    “You know,” the stranger said, his voice lilting softly. “I’ve never actually killed anyone before. Never even laid a finger on those cattle I procured for my clients. You would actually be my first…breaking me in so to speak. You’ve cost me an awful lot of money. Your actions could have severely damaged my reputation. It’s that reputation which has contributed to the confidence of my clientele in dealing with me, knowing I will provide them with a superior product, exactly as requested. And, in one deft move, you could have FUCKED IT ALL UP!”
    The man began shaking, hitting himself on the head in frustration. Joe couldn’t help but smile at the fact that his actions, despite the pain and fear he felt, were having such a profound effect. He just wished he knew who his assailant was.
    “So what happens now?” Joe asked glibly despite the pain. “I say sorry, you let me go with my limp arm and we call it quits?”
    “I admire your ability to find humour, even in such a despairing state,” the stranger announced, the angry tremble in his voice rapidly receding. “It’s endearing actually. But you know what’s about to happen. You’ll be tortured and tell me what I’ve been paid to find out.”
    “Which is what exactly?” Joe countered.
    “The truth. And I have something that’ll help you located it.”
    “I’ll die before I tell you anything,” Joe stated defiantly.
    “Oh, I know you will,” his aggressor announced proudly. “Die that is.”
    He moved back to the table and swapped the scalpel for a series of bamboo slivers. Moving to the rear of the room, Joe heard the sound of a chair being dragged before the man appeared in front of him and sat down, rocking the chair forward slightly until they were directly facing each other. He ran a finger along the tops of the bamboo, the motion making a barely audible clicking sound that Joe found extremely disturbing.
    He felt the sweat beginning to build up on the back of his neck, his increasing respirations causing him to feel lightheaded. Joe realised his irrational fear of the dark had been just a minor apprehension compared to this. His functional hand began to shake as lights danced before his eyes. If he didn’t know better, he would have said he was having a panic attack. Joe suddenly found himself wondering if it was possible to die from fear.

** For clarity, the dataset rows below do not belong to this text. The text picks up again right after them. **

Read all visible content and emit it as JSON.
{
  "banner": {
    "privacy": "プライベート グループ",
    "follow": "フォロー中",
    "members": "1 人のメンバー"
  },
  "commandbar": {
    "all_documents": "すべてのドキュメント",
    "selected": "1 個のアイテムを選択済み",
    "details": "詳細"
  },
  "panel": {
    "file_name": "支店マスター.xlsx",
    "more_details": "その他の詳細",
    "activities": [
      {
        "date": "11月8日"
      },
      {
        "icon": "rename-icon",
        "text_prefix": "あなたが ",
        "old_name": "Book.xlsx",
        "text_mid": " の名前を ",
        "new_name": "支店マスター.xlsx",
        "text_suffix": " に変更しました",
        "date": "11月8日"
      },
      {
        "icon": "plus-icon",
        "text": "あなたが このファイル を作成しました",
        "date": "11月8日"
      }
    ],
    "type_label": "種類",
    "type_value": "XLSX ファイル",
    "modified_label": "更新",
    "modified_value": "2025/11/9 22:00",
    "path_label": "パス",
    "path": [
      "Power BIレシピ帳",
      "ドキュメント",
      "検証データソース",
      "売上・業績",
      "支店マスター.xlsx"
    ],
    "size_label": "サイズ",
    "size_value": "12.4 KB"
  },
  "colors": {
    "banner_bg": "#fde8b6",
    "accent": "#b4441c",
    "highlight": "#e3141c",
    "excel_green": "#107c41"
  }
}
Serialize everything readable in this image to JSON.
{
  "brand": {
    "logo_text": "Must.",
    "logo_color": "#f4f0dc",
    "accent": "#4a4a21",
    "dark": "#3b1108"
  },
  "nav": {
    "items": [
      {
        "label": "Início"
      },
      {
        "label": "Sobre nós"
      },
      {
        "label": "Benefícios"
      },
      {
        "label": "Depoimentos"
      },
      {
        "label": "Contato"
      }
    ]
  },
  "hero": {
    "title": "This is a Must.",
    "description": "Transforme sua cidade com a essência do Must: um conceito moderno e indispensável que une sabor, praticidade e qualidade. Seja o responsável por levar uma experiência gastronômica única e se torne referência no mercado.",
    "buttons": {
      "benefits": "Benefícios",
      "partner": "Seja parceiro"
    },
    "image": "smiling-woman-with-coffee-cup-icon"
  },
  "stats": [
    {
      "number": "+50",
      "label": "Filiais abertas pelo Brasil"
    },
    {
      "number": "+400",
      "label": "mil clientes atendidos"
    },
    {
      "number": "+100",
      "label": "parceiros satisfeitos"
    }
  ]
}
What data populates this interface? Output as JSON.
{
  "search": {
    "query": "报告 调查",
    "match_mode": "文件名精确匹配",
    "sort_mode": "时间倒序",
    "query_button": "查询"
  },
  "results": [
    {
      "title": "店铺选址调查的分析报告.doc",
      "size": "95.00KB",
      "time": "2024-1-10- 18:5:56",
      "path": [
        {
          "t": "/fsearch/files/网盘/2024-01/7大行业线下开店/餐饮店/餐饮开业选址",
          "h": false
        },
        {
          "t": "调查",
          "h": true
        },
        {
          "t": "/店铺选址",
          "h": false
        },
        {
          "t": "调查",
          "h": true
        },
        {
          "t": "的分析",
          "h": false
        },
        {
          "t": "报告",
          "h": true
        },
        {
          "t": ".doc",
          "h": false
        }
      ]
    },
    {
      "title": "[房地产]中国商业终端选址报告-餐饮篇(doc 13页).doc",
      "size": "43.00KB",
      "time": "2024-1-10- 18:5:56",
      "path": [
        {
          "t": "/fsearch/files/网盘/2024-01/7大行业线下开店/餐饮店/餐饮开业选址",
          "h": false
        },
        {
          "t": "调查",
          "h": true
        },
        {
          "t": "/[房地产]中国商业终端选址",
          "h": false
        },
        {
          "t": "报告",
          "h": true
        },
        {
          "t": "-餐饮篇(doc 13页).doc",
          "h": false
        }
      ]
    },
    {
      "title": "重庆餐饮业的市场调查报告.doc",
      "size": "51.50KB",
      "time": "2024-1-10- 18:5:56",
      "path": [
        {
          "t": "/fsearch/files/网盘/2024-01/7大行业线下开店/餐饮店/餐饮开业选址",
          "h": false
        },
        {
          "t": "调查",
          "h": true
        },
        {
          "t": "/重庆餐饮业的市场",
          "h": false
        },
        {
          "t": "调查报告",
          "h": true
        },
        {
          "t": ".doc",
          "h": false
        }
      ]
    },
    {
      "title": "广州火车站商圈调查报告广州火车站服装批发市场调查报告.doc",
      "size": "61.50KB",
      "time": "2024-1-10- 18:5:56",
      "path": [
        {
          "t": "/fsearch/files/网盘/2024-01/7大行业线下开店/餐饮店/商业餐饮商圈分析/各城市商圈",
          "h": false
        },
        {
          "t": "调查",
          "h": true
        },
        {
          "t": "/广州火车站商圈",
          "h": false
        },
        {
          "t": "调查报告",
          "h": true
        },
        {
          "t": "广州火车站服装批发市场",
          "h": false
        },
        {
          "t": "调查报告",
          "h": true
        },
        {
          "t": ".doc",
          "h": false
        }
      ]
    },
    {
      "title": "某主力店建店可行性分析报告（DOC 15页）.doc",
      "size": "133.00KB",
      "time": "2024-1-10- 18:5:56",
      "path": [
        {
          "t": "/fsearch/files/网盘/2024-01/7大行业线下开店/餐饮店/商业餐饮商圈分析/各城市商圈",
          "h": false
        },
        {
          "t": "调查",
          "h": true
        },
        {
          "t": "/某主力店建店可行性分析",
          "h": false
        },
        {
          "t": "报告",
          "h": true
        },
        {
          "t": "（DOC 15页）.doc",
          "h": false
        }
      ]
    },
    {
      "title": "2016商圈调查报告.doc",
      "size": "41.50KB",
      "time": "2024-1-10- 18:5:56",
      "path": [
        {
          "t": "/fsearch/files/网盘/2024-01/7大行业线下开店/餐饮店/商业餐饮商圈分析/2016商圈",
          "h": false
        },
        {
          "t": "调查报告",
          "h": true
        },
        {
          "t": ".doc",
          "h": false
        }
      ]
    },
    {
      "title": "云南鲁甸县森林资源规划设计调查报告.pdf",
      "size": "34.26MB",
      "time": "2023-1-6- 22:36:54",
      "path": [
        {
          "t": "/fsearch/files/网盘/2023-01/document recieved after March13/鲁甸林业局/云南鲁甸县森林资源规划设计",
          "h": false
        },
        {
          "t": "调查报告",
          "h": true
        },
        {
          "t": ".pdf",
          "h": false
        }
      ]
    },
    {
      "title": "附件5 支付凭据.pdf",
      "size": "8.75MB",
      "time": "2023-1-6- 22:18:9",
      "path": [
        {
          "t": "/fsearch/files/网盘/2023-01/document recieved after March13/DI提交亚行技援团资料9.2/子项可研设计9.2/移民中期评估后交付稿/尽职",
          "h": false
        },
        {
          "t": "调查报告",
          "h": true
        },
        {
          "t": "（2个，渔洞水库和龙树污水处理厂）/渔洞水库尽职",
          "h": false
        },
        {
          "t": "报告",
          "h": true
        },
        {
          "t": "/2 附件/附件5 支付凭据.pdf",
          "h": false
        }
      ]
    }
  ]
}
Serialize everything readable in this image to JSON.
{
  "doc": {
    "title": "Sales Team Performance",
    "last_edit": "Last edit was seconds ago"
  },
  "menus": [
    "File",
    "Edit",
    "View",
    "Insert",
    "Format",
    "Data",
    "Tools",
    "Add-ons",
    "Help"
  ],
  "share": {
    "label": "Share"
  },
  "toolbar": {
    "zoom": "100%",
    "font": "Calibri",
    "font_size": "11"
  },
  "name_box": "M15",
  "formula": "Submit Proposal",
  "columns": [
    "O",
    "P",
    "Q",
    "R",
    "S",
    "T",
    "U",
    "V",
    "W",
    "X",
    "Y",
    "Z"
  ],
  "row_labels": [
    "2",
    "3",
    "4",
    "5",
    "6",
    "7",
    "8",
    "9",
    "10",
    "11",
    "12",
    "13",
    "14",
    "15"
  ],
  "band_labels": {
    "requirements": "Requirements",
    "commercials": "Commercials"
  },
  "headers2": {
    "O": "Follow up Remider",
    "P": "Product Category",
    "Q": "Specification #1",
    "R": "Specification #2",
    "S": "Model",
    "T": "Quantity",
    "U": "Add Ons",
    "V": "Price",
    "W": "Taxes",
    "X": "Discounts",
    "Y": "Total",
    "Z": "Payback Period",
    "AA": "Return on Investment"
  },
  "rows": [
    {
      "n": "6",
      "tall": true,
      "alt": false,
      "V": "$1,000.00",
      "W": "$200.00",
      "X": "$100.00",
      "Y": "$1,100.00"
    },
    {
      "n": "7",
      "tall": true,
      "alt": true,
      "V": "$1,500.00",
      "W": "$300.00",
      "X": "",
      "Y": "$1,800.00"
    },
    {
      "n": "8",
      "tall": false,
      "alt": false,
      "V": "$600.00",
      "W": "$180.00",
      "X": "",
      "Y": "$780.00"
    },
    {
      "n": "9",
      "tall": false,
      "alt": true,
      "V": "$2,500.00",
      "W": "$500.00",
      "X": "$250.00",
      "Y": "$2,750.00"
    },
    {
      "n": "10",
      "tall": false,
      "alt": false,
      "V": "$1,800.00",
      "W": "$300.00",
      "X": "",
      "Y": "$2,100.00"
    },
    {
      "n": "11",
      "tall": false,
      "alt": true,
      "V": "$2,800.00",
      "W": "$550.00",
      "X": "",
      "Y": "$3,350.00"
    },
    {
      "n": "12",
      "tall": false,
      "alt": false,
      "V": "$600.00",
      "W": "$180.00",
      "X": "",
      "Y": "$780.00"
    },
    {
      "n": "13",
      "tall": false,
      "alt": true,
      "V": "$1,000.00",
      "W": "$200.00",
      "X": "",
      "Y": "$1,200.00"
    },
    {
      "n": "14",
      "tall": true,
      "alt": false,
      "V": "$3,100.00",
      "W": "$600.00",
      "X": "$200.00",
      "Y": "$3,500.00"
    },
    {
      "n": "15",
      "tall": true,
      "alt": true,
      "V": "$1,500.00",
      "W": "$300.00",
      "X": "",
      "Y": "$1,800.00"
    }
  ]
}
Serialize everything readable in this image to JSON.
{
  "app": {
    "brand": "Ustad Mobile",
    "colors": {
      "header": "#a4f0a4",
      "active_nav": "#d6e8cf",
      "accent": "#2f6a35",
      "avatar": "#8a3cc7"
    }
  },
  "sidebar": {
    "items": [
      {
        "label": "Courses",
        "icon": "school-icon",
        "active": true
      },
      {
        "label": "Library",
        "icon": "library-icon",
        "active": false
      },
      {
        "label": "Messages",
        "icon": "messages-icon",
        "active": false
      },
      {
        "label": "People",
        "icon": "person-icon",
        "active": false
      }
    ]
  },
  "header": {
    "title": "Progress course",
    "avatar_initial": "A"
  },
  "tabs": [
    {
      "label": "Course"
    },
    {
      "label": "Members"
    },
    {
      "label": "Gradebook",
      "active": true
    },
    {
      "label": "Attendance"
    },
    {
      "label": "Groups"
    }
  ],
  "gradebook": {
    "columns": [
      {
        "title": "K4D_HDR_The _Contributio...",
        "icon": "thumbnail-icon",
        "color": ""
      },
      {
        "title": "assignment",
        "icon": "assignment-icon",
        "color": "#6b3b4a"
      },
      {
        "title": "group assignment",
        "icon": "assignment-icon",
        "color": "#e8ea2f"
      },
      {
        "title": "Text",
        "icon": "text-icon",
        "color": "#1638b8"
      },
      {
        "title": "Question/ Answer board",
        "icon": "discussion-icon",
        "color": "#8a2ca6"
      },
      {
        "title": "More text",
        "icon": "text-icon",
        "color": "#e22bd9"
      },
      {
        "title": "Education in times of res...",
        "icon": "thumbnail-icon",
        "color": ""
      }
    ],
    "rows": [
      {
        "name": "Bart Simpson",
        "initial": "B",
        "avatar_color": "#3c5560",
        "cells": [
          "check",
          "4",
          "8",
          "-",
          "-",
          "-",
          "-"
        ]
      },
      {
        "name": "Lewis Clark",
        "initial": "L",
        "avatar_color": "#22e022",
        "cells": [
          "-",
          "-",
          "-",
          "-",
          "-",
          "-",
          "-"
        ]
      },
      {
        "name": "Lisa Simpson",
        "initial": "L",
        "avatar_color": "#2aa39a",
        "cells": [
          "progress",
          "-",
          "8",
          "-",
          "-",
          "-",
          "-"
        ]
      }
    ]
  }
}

    The man selected one of the bamboo slivers, placing the others on the table to his left. He positioned it just below the index fingernail of Joe’s right hand.
    “In case you haven’t guessed yet, this is going to hurt…a lot.”